> WHAT YOU NEED TO DO
From the entries below, copy each line in which the word "woman" occurs.

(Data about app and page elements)
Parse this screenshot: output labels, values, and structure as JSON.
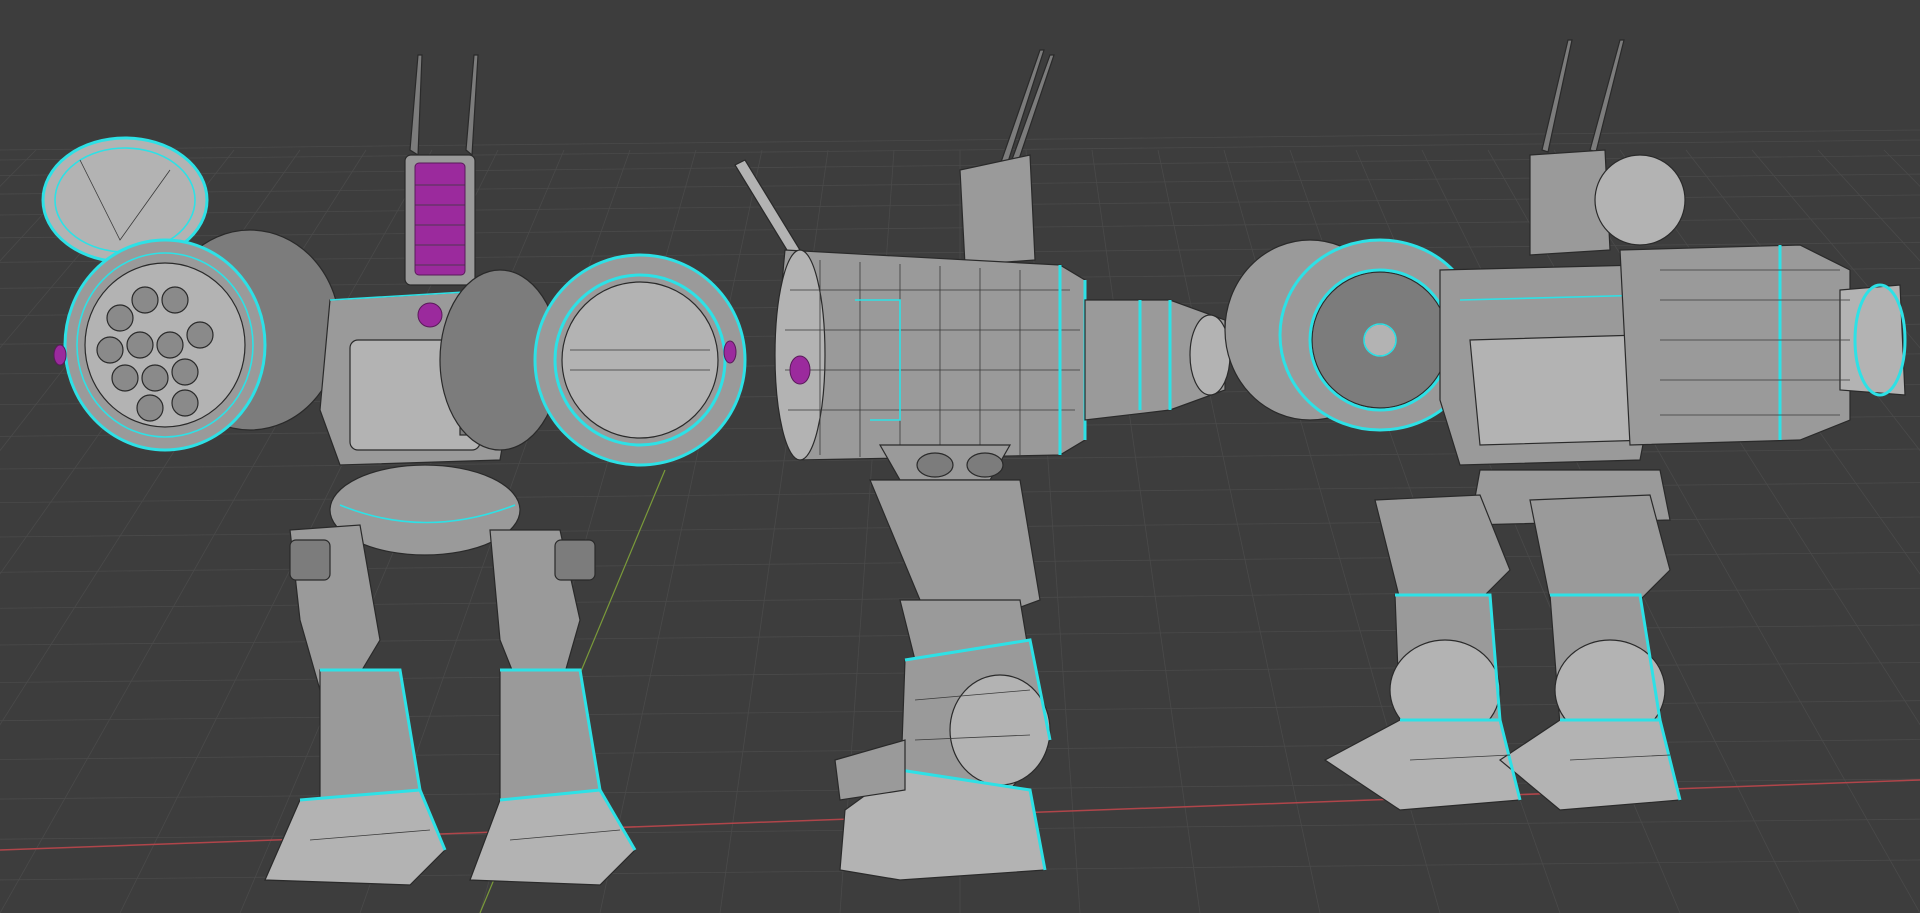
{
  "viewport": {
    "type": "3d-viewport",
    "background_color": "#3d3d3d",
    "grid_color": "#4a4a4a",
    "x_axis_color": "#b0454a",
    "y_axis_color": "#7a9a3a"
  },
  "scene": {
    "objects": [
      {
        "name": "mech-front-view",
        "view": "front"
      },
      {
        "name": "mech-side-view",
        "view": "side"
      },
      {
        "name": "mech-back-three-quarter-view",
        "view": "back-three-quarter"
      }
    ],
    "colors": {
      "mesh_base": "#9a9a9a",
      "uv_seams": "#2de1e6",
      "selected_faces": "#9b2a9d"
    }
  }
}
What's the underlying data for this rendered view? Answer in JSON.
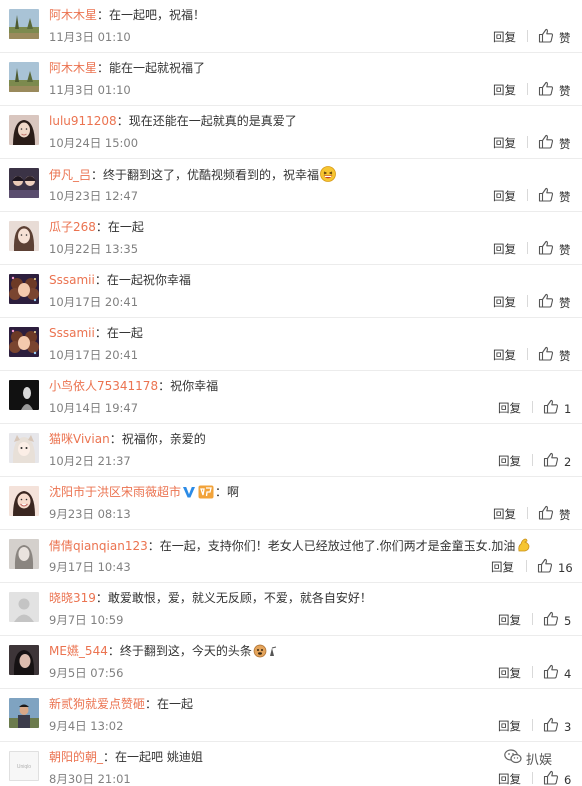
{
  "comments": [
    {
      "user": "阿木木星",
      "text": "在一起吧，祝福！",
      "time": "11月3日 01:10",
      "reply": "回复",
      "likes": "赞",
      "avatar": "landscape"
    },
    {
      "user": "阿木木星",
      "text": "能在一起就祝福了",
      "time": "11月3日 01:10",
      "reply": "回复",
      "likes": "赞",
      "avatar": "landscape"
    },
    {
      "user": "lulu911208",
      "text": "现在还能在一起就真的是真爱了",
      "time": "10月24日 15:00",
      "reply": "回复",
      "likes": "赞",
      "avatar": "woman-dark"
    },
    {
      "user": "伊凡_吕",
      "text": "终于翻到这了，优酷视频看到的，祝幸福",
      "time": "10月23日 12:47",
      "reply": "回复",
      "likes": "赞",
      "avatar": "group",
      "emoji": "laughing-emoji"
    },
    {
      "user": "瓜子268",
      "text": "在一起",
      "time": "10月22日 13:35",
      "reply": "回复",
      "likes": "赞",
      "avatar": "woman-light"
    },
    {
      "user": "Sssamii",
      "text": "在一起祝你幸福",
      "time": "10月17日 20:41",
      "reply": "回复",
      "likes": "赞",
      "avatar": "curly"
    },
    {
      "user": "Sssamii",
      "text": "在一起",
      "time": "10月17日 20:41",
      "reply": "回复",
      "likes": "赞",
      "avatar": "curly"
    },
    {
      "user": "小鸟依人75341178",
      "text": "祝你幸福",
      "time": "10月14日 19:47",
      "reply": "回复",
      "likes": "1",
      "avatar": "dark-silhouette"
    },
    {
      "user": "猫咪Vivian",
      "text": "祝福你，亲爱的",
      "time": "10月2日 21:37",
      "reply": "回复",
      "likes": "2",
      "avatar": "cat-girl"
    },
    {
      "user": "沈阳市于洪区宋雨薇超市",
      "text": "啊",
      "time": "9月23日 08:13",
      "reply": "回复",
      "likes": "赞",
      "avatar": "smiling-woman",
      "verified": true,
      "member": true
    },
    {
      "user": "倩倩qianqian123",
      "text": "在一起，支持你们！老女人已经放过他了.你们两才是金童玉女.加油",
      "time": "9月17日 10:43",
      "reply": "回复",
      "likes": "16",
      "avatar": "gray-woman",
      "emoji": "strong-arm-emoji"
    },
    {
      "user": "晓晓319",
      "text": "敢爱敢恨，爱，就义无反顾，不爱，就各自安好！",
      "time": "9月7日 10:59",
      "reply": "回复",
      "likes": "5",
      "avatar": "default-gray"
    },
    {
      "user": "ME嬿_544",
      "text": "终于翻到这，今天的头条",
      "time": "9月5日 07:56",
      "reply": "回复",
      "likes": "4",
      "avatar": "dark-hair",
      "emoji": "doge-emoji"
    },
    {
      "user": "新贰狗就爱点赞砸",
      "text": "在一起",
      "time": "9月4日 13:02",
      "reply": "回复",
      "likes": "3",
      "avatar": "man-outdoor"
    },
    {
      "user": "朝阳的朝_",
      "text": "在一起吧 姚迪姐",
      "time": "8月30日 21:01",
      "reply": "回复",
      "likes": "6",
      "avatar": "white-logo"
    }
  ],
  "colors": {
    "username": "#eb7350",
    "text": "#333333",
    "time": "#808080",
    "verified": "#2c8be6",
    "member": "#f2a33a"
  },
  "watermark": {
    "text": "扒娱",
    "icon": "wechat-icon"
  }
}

> ANSWER SECTION
      "avatar": "woman-dark"
      "avatar": "woman-light"
      "avatar": "smiling-woman",
      "avatar": "gray-woman",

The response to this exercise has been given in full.